Almost half of those who think they will miss out believed they would do so as a result of taking career breaks to raise children, although 20 per cent said they will not meet the target due to long-term illness.

The research also found that only 14 per cent of adults who believed they will not reach 35 years in employment will make voluntary additional National Insurance contributions, to ensure they qualify for the full state pension.

For those who fail to clock-up the necessary 35 years in employment, additional years can be bought in voluntary contributions, or can be credited to those who receive Jobseeker’s Allowance or Employment and Support Allowance.

People who claim child benefit for children under the age of 12, those who are unable to work through illness, and carers, can also claim added years.

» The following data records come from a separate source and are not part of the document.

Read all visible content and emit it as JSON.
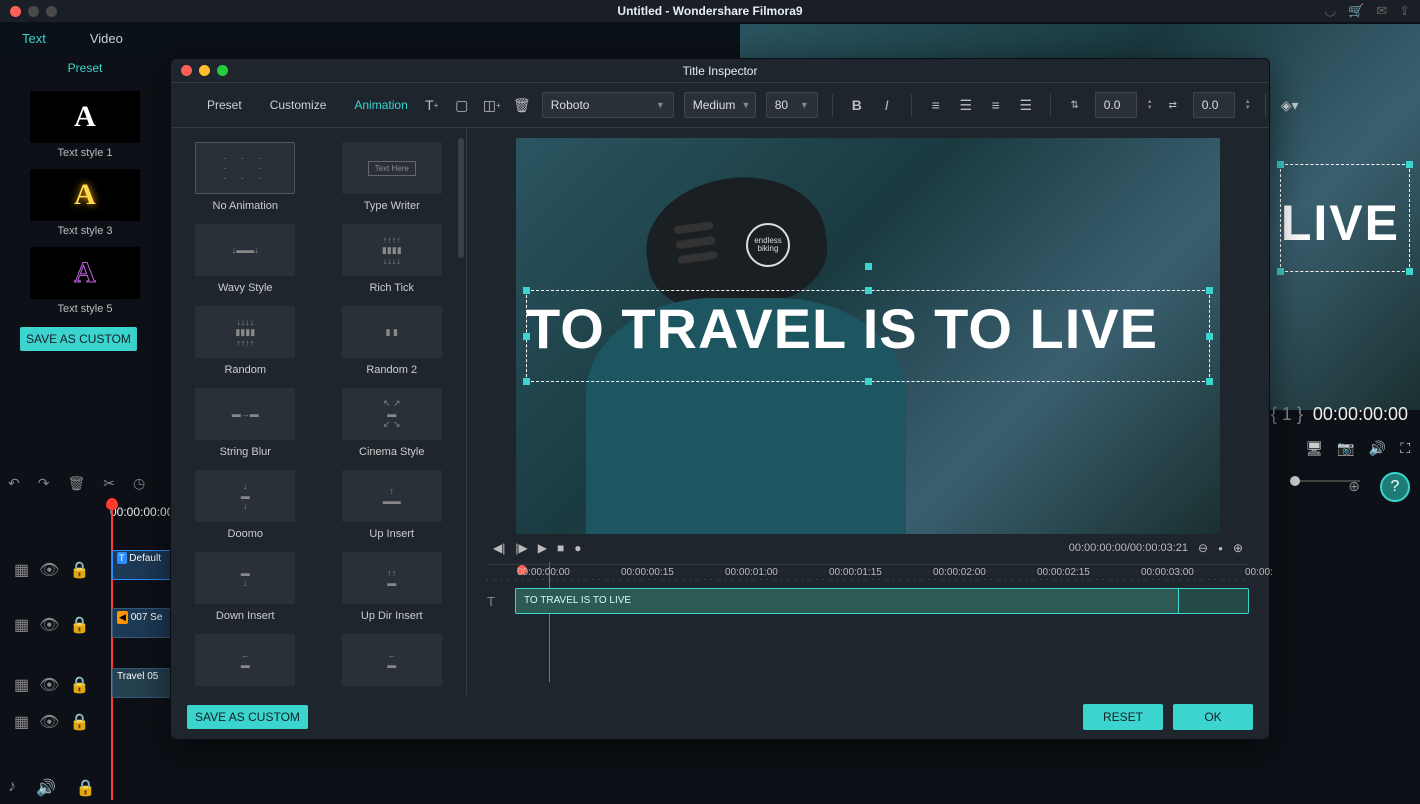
{
  "app": {
    "title": "Untitled - Wondershare Filmora9"
  },
  "main_tabs": {
    "text": "Text",
    "video": "Video"
  },
  "side": {
    "preset": "Preset",
    "styles": [
      {
        "letter": "A",
        "label": "Text style 1",
        "cls": "s1"
      },
      {
        "letter": "A",
        "label": "Text style 3",
        "cls": "s3"
      },
      {
        "letter": "A",
        "label": "Text style 5",
        "cls": "s5"
      }
    ],
    "save_custom": "SAVE AS CUSTOM"
  },
  "left_timeline": {
    "timecode": "00:00:00:00",
    "clip1": "Default",
    "clip2": "007 Se",
    "clip3": "Travel 05"
  },
  "preview": {
    "text": "LIVE",
    "timecode": "00:00:00:00",
    "marker": "1"
  },
  "dlg": {
    "title": "Title Inspector",
    "tabs": {
      "preset": "Preset",
      "customize": "Customize",
      "animation": "Animation"
    },
    "toolbar": {
      "font": "Roboto",
      "weight": "Medium",
      "size": "80",
      "lh": "0.0",
      "ls": "0.0"
    },
    "animations": [
      "No Animation",
      "Type Writer",
      "Wavy Style",
      "Rich Tick",
      "Random",
      "Random 2",
      "String Blur",
      "Cinema Style",
      "Doomo",
      "Up Insert",
      "Down Insert",
      "Up Dir Insert"
    ],
    "anim_hint": "Text Here",
    "canvas_text": "TO TRAVEL IS TO LIVE",
    "helmet_badge": "endless biking",
    "play_time": "00:00:00:00/00:00:03:21",
    "ruler": [
      "00:00:00:00",
      "00:00:00:15",
      "00:00:01:00",
      "00:00:01:15",
      "00:00:02:00",
      "00:00:02:15",
      "00:00:03:00",
      "00:00:"
    ],
    "clip_label": "TO TRAVEL IS TO LIVE",
    "save_custom": "SAVE AS CUSTOM",
    "reset": "RESET",
    "ok": "OK"
  }
}
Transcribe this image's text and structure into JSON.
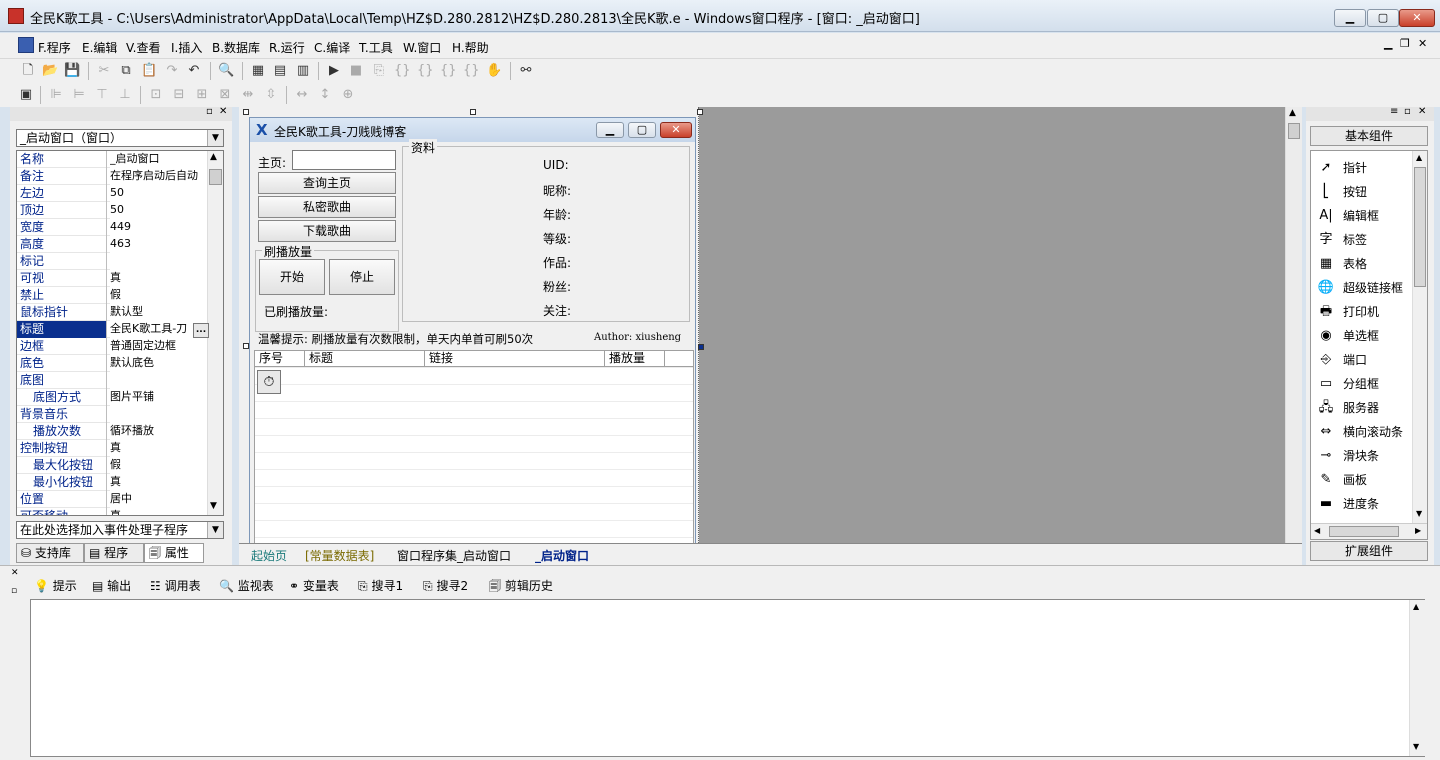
{
  "window": {
    "title": "全民K歌工具 - C:\\Users\\Administrator\\AppData\\Local\\Temp\\HZ$D.280.2812\\HZ$D.280.2813\\全民K歌.e - Windows窗口程序 - [窗口: _启动窗口]",
    "min": "▁",
    "max": "▢",
    "close": "✕"
  },
  "menu": [
    "F.程序",
    "E.编辑",
    "V.查看",
    "I.插入",
    "B.数据库",
    "R.运行",
    "C.编译",
    "T.工具",
    "W.窗口",
    "H.帮助"
  ],
  "property_panel": {
    "object_combo": "_启动窗口（窗口）",
    "rows": [
      {
        "name": "名称",
        "value": "_启动窗口"
      },
      {
        "name": "备注",
        "value": "在程序启动后自动"
      },
      {
        "name": "左边",
        "value": "50"
      },
      {
        "name": "顶边",
        "value": "50"
      },
      {
        "name": "宽度",
        "value": "449"
      },
      {
        "name": "高度",
        "value": "463"
      },
      {
        "name": "标记",
        "value": ""
      },
      {
        "name": "可视",
        "value": "真"
      },
      {
        "name": "禁止",
        "value": "假"
      },
      {
        "name": "鼠标指针",
        "value": "默认型"
      },
      {
        "name": "标题",
        "value": "全民K歌工具-刀"
      },
      {
        "name": "边框",
        "value": "普通固定边框"
      },
      {
        "name": "底色",
        "value": "默认底色"
      },
      {
        "name": "底图",
        "value": ""
      },
      {
        "name": "底图方式",
        "value": "图片平铺"
      },
      {
        "name": "背景音乐",
        "value": ""
      },
      {
        "name": "播放次数",
        "value": "循环播放"
      },
      {
        "name": "控制按钮",
        "value": "真"
      },
      {
        "name": "最大化按钮",
        "value": "假"
      },
      {
        "name": "最小化按钮",
        "value": "真"
      },
      {
        "name": "位置",
        "value": "居中"
      },
      {
        "name": "可否移动",
        "value": "真"
      }
    ],
    "selected_row": "标题",
    "ellipsis": "...",
    "event_combo": "在此处选择加入事件处理子程序",
    "tabs": [
      "支持库",
      "程序",
      "属性"
    ]
  },
  "design_form": {
    "title": "全民K歌工具-刀贱贱博客",
    "homepage_label": "主页:",
    "buttons": [
      "查询主页",
      "私密歌曲",
      "下载歌曲"
    ],
    "boost_group": "刷播放量",
    "start": "开始",
    "stop": "停止",
    "played_label": "已刷播放量:",
    "info_group": "资料",
    "info_fields": [
      "UID:",
      "昵称:",
      "年龄:",
      "等级:",
      "作品:",
      "粉丝:",
      "关注:"
    ],
    "tip": "温馨提示: 刷播放量有次数限制，单天内单首可刷50次",
    "author": "Author: xiusheng",
    "table_headers": [
      "序号",
      "标题",
      "链接",
      "播放量"
    ]
  },
  "doc_tabs": [
    "起始页",
    "[常量数据表]",
    "窗口程序集_启动窗口",
    "_启动窗口"
  ],
  "component_box": {
    "header": "基本组件",
    "items": [
      {
        "label": "指针",
        "icon": "pointer-icon"
      },
      {
        "label": "按钮",
        "icon": "button-icon"
      },
      {
        "label": "编辑框",
        "icon": "editbox-icon"
      },
      {
        "label": "标签",
        "icon": "label-icon"
      },
      {
        "label": "表格",
        "icon": "table-icon"
      },
      {
        "label": "超级链接框",
        "icon": "hyperlink-icon"
      },
      {
        "label": "打印机",
        "icon": "printer-icon"
      },
      {
        "label": "单选框",
        "icon": "radio-icon"
      },
      {
        "label": "端口",
        "icon": "port-icon"
      },
      {
        "label": "分组框",
        "icon": "groupbox-icon"
      },
      {
        "label": "服务器",
        "icon": "server-icon"
      },
      {
        "label": "横向滚动条",
        "icon": "hscroll-icon"
      },
      {
        "label": "滑块条",
        "icon": "slider-icon"
      },
      {
        "label": "画板",
        "icon": "canvas-icon"
      },
      {
        "label": "进度条",
        "icon": "progress-icon"
      }
    ],
    "footer": "扩展组件"
  },
  "bottom_tabs": [
    "提示",
    "输出",
    "调用表",
    "监视表",
    "变量表",
    "搜寻1",
    "搜寻2",
    "剪辑历史"
  ],
  "colors": {
    "selection": "#0a2f8e",
    "design_bg": "#9b9b9b",
    "prop_name": "#00238a"
  }
}
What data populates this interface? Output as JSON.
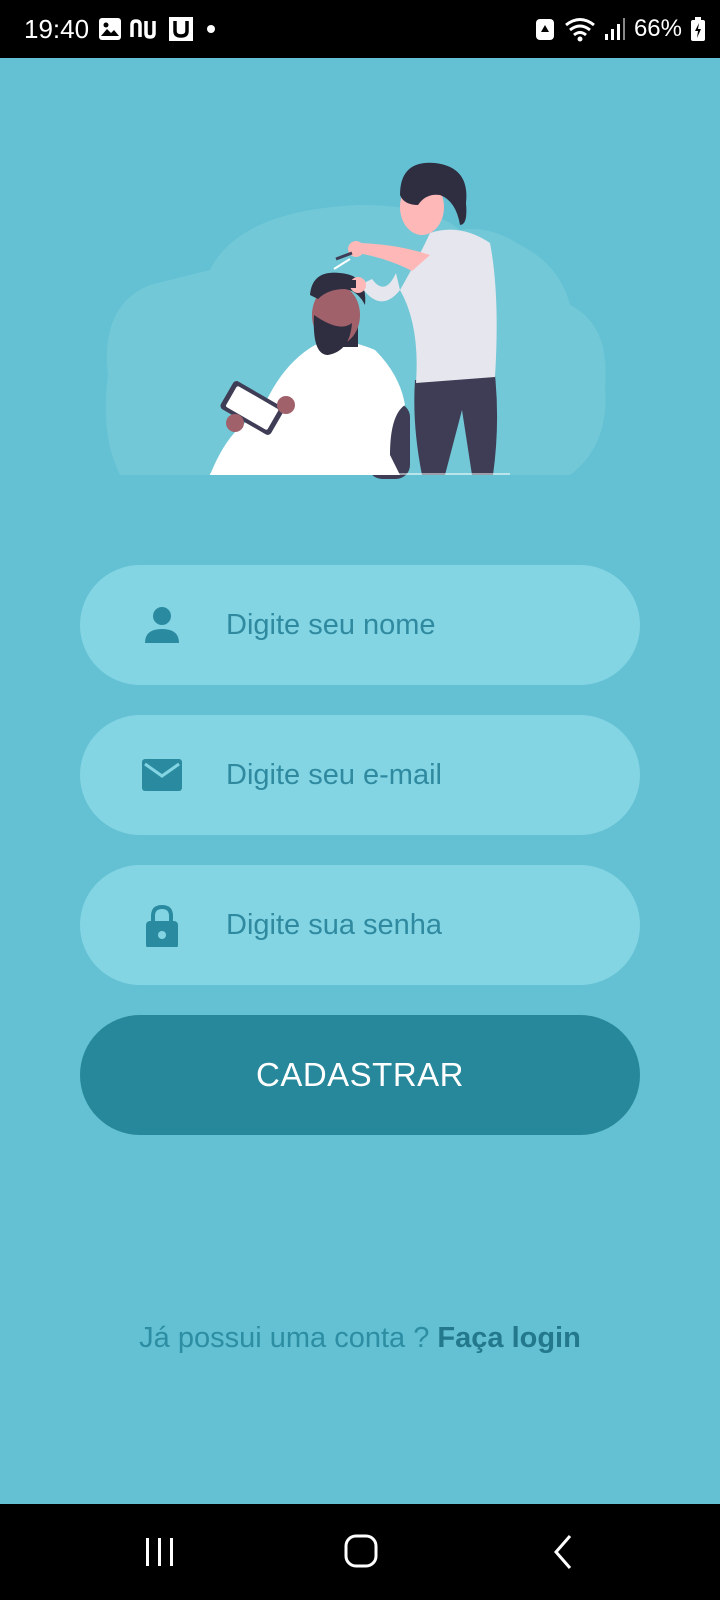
{
  "status_bar": {
    "time": "19:40",
    "app_icons": [
      "image-icon",
      "nu-icon",
      "u-icon",
      "dot-icon"
    ],
    "system_icons": [
      "alarm-icon",
      "wifi-icon",
      "signal-icon",
      "battery-icon"
    ],
    "battery": "66%"
  },
  "illustration": {
    "description_icon": "barber-illustration"
  },
  "form": {
    "name": {
      "placeholder": "Digite seu nome",
      "icon": "person-icon"
    },
    "email": {
      "placeholder": "Digite seu e-mail",
      "icon": "email-icon"
    },
    "password": {
      "placeholder": "Digite sua senha",
      "icon": "lock-icon"
    },
    "submit_label": "CADASTRAR"
  },
  "footer": {
    "prompt": "Já possui uma conta ?",
    "link": "Faça login"
  },
  "nav": {
    "icons": [
      "recent-apps-icon",
      "home-icon",
      "back-icon"
    ]
  },
  "colors": {
    "background": "#63c1d3",
    "field_bg": "#84d5e4",
    "button_bg": "#26889a",
    "icon_color": "#2a8ba0"
  }
}
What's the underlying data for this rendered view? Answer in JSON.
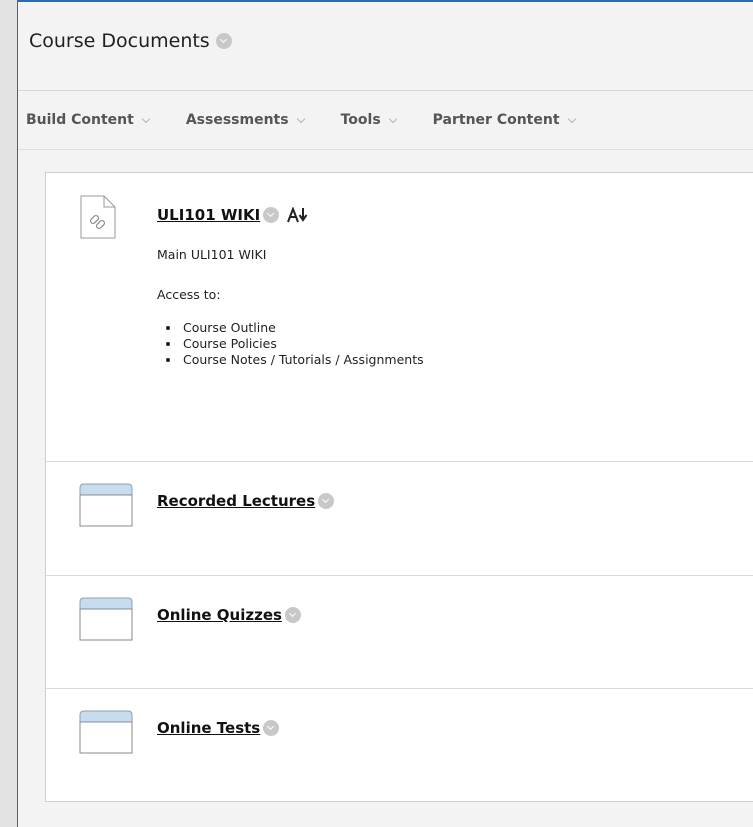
{
  "header": {
    "title": "Course Documents"
  },
  "toolbar": {
    "items": [
      {
        "label": "Build Content"
      },
      {
        "label": "Assessments"
      },
      {
        "label": "Tools"
      },
      {
        "label": "Partner Content"
      }
    ]
  },
  "content": {
    "items": [
      {
        "title": "ULI101 WIKI",
        "description": "Main ULI101 WIKI",
        "access_label": "Access to:",
        "bullets": [
          "Course Outline",
          "Course Policies",
          "Course Notes / Tutorials / Assignments"
        ],
        "alt_formats_icon": "A↓"
      },
      {
        "title": "Recorded Lectures"
      },
      {
        "title": "Online Quizzes"
      },
      {
        "title": "Online Tests"
      }
    ]
  },
  "colors": {
    "accent_border": "#2b6cb0",
    "folder_tab": "#c7dcef"
  }
}
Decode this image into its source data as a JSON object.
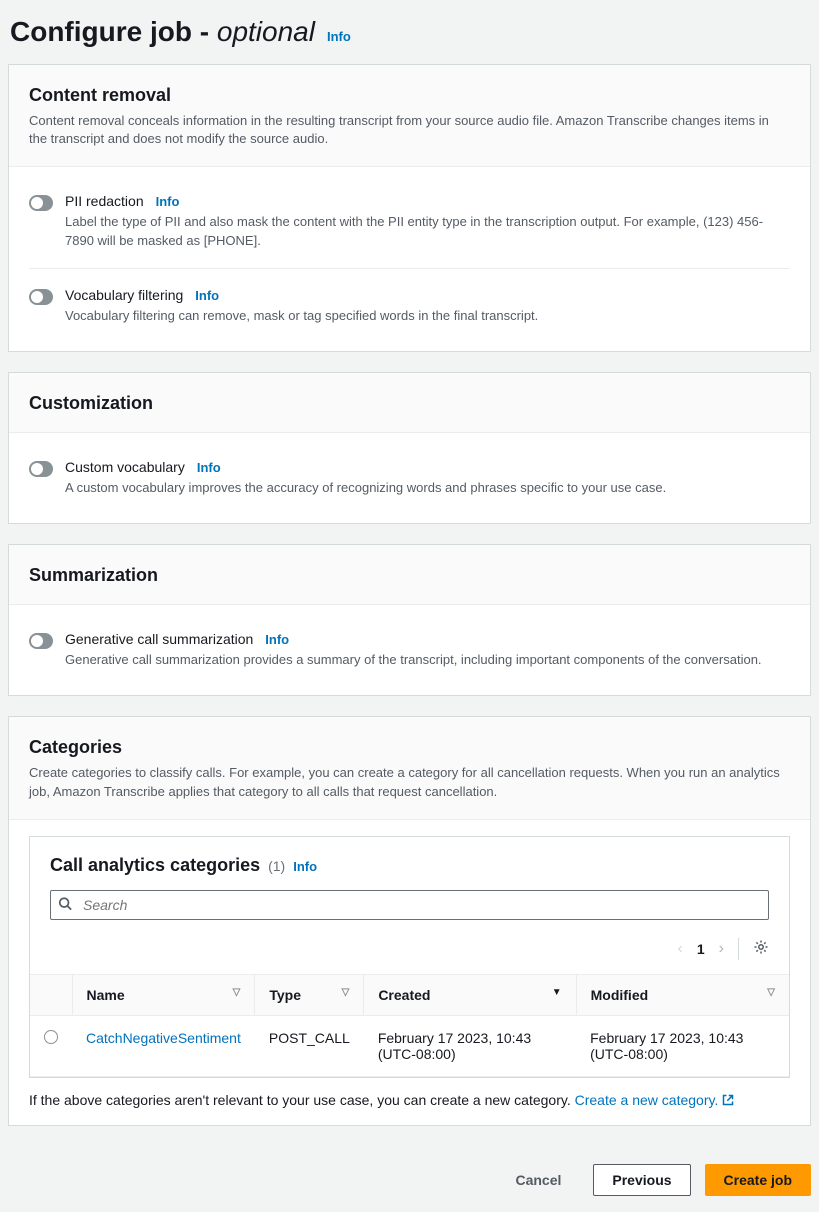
{
  "header": {
    "title_main": "Configure job",
    "title_sep": " - ",
    "title_optional": "optional",
    "info": "Info"
  },
  "panels": {
    "content_removal": {
      "title": "Content removal",
      "desc": "Content removal conceals information in the resulting transcript from your source audio file. Amazon Transcribe changes items in the transcript and does not modify the source audio.",
      "pii": {
        "label": "PII redaction",
        "info": "Info",
        "desc": "Label the type of PII and also mask the content with the PII entity type in the transcription output. For example, (123) 456-7890 will be masked as [PHONE]."
      },
      "vocab_filter": {
        "label": "Vocabulary filtering",
        "info": "Info",
        "desc": "Vocabulary filtering can remove, mask or tag specified words in the final transcript."
      }
    },
    "customization": {
      "title": "Customization",
      "custom_vocab": {
        "label": "Custom vocabulary",
        "info": "Info",
        "desc": "A custom vocabulary improves the accuracy of recognizing words and phrases specific to your use case."
      }
    },
    "summarization": {
      "title": "Summarization",
      "gen_sum": {
        "label": "Generative call summarization",
        "info": "Info",
        "desc": "Generative call summarization provides a summary of the transcript, including important components of the conversation."
      }
    },
    "categories": {
      "title": "Categories",
      "desc": "Create categories to classify calls. For example, you can create a category for all cancellation requests. When you run an analytics job, Amazon Transcribe applies that category to all calls that request cancellation.",
      "inner_title": "Call analytics categories",
      "count": "(1)",
      "info": "Info",
      "search_placeholder": "Search",
      "page": "1",
      "columns": {
        "name": "Name",
        "type": "Type",
        "created": "Created",
        "modified": "Modified"
      },
      "rows": [
        {
          "name": "CatchNegativeSentiment",
          "type": "POST_CALL",
          "created": "February 17 2023, 10:43 (UTC-08:00)",
          "modified": "February 17 2023, 10:43 (UTC-08:00)"
        }
      ],
      "below_text": "If the above categories aren't relevant to your use case, you can create a new category. ",
      "create_link": "Create a new category."
    }
  },
  "footer": {
    "cancel": "Cancel",
    "previous": "Previous",
    "create": "Create job"
  }
}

Prudential’s study also found that 27 per cent of those aged over 55 were not aware of the state pension reforms, however this figure rises to 53 per cent among the total adult population.

There is also confusion around how much the new state pension will be worth. On average, those surveyed believe it will be worth £125 a week, compared with the actual £155 a week from April 2016; although 11 per cent thought it would be £170 a week.

Tim Fassam, pensions policy expert at Prudential, said: “The launch of the flat rate state pension in April 2016 is designed, in part to make it easier for people to understand how much they will receive from the state, in turn enabling them to better plan for their retirements.

“But inevitably, due to the changes to the rules on eligibility, there will still be differences in what people receive. It is therefore important for everyone to obtain all the relevant information so that they can make an informed decision, if they need to make up additional qualifying years through working longer or making voluntary contributions.

He added that people should not rely on the state pension alone. “Saving as much as possible as early as possible in your working life, and seeking professional financial advice in the run-up to retirement, will help to ensure that you are best placed to make the most of your savings when you’re ready to stop working.”

ruth.gillbe@ft.com